- Be prepared – Come with lots of resumes and a cover letter if you are targeting a specific company or industry. The candidates that came up to me without a resume did not get the full benefits of the experience. Without a resume, I can’t look for hidden talents that might make you fit for a position you never knew existed. And have questions ready.
- Know what you want – I had a lot of International Studies, Communications, English and Marketing majors come up to our booth. My first question after introducing myself was, “What are you looking for?” The answer, “Uh…” or, “I haven’t really thought about it…” immediately turned me off. Many of these candidates were seniors and should have a solid idea about what they want to do with their four years of hard work and effort.
- Be open to options – On the other side of the coin, I’m ok with candidates saying they’re open to options and haven’t nailed down exactly what they want. In that case, it’s better to say, “This is what I have done before and this is what I might be good at it.” That answer actually excites me much more than “UH…”.
- Be comfortable with yourself – I had some pretty twitchy candidates come up to me. Their nervousness was understandable, but remember this: Recruiters are busy, under pressure and desperately trying to fill their positions. They are sometimes just as nervous as you are! And if you feel like you are truly a great candidate for a position, act like it and own it. Confidence makes a world of difference
- Work on your hand shake – It is the second thing I notice about candidates. It is your introduction to the recruiter while you make your verbal introduction to the recruiter. Clammy hands, not as big of a deal. People get nervous, palms sweat. Discreetly wipe your palm inside your pocket before extending it. A flimsy, weak handshake on the other hand? That’s an impression killer. When making a handshake, aim to line up your palms, not your fingers to their palm, and give a solid squeeze to the area behind the fingers so you don’t crush them, and give a gentle pump and a smile.

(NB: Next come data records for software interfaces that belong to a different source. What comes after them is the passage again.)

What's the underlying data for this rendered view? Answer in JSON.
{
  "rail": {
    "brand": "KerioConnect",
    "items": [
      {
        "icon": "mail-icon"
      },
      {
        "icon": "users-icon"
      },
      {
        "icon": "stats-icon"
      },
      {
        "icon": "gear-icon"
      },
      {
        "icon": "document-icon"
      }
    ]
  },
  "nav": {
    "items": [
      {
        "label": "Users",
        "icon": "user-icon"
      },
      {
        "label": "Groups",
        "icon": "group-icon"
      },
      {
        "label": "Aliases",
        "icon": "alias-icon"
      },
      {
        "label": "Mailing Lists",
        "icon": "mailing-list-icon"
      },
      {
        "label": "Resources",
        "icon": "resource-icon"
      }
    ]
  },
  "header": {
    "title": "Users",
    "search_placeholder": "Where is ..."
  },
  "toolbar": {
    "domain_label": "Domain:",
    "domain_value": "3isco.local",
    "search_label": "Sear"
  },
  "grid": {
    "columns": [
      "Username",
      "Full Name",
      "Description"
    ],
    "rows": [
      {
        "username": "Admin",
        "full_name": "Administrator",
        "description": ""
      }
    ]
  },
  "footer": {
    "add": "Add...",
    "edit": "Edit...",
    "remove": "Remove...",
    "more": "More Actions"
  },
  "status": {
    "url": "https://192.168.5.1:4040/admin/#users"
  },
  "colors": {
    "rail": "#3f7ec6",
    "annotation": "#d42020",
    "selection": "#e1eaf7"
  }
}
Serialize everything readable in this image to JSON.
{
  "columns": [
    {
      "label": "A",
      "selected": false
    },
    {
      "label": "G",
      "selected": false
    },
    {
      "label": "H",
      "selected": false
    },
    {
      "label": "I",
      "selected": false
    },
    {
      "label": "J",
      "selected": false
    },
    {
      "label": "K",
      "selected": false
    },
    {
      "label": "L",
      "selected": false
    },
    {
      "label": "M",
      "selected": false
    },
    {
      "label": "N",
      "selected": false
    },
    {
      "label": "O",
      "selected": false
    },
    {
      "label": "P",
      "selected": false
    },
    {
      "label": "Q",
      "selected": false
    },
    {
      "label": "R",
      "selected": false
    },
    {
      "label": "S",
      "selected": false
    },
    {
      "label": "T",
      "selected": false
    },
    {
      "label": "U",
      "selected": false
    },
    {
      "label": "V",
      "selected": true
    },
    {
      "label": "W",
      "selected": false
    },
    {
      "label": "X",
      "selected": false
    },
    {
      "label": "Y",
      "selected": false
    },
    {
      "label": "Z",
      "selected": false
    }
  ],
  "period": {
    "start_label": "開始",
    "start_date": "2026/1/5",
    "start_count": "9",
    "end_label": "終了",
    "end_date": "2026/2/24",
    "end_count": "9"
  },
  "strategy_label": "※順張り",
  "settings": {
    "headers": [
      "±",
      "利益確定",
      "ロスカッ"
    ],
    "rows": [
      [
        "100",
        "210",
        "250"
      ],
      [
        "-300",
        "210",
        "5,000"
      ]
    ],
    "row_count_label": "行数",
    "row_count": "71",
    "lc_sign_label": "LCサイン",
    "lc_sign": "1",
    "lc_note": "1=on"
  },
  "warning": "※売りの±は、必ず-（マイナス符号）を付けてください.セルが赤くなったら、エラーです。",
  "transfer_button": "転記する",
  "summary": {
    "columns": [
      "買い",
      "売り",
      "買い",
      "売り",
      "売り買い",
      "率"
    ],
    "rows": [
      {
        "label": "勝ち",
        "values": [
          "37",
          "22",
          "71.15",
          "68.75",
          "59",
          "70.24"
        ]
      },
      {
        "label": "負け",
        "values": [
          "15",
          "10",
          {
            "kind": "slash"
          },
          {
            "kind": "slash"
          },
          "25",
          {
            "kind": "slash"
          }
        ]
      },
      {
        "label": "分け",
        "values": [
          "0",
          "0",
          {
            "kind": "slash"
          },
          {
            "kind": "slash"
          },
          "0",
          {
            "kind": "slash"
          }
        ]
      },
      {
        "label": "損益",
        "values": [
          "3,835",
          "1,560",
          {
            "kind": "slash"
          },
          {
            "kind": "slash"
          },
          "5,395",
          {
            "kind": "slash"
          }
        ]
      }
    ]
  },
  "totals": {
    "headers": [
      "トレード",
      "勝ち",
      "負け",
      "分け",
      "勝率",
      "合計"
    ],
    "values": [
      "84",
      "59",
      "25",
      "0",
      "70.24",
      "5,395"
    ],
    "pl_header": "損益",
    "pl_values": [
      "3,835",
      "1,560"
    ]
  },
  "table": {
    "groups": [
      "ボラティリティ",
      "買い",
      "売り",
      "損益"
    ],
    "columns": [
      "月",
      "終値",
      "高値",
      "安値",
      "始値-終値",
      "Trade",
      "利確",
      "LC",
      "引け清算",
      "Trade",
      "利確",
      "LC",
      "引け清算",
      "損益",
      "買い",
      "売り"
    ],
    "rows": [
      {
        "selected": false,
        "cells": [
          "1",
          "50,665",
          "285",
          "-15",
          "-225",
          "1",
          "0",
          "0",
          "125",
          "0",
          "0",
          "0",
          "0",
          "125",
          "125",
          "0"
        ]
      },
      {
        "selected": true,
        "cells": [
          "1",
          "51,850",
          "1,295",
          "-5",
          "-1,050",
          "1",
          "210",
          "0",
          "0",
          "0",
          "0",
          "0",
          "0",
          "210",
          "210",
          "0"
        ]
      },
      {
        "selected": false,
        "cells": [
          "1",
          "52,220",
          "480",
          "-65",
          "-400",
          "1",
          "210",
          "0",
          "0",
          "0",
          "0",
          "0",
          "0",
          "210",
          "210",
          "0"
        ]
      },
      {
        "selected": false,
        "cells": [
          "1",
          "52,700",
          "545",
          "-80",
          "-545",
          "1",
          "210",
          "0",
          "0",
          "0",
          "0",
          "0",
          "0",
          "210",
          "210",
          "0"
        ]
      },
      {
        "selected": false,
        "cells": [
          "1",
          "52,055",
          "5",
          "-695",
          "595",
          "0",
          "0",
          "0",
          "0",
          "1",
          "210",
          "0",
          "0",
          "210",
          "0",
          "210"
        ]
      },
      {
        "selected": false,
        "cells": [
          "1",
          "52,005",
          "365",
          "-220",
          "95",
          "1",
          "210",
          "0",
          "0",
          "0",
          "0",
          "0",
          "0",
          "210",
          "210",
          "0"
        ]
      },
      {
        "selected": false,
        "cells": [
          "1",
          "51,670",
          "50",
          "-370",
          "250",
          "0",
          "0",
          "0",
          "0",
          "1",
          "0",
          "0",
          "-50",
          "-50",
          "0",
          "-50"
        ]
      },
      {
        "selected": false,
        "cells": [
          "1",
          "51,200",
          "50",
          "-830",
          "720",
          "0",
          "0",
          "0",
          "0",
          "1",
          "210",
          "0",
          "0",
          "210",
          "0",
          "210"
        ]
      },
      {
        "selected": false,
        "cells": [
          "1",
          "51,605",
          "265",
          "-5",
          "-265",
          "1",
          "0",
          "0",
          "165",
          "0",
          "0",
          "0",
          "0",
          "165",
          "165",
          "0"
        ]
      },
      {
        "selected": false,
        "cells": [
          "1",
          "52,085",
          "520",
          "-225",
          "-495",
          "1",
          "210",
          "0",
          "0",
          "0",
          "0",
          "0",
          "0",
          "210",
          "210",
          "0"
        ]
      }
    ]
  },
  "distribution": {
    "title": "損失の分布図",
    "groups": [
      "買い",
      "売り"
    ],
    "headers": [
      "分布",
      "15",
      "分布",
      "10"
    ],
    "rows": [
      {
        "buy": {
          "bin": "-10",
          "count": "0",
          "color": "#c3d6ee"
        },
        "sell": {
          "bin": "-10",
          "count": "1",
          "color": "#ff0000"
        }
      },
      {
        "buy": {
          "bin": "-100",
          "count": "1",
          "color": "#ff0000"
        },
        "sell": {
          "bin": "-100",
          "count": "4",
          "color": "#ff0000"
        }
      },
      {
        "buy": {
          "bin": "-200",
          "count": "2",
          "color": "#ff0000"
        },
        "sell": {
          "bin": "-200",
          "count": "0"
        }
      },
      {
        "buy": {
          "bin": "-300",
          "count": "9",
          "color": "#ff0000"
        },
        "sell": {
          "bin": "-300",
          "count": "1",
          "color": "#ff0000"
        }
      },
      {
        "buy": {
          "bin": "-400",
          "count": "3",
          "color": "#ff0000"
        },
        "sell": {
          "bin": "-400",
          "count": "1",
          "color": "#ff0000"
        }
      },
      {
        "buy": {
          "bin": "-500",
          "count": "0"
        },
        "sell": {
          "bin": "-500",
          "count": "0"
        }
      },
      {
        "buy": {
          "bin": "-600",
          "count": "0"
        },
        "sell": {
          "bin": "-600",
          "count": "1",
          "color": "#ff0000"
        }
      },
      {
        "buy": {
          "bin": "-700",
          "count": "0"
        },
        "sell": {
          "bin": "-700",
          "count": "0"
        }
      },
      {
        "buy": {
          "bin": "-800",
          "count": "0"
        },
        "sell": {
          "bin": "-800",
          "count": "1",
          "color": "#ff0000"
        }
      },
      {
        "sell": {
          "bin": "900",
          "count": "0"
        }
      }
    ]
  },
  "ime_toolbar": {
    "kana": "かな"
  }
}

- Look the part – This is the FIRST thing I notice about candidates. This should be obvious, but people tend to wander in when they see a career fair if it’s at the Student Union. But nothing hurts your impression on the recruiter more than showing up in sweatpants, flip flops and a hoodie. If you see a company you like on the brochure, run home, put on a shirt/blouse and pants/skirt at least, and come back. If you do dress up, make sure your clothes fit, you have a belt if your shirt is tucked in and for ladies, don’t dress like you’re going to the local bar or club. And if you wear a suit, make sure it is a solid color and fits well.
- Finally – don’t insult the recruiter. I had people say, “I’m sure I can handle the HR internship. I mean, how hard can it be?” These people had no experience and assumed they could do an HR professional’s job with no training or prior knowledge and education. This was extremely insulting and earned them a lot of negative points in my book.
Hope these tips help and good luck on your internship/job hunt(s)!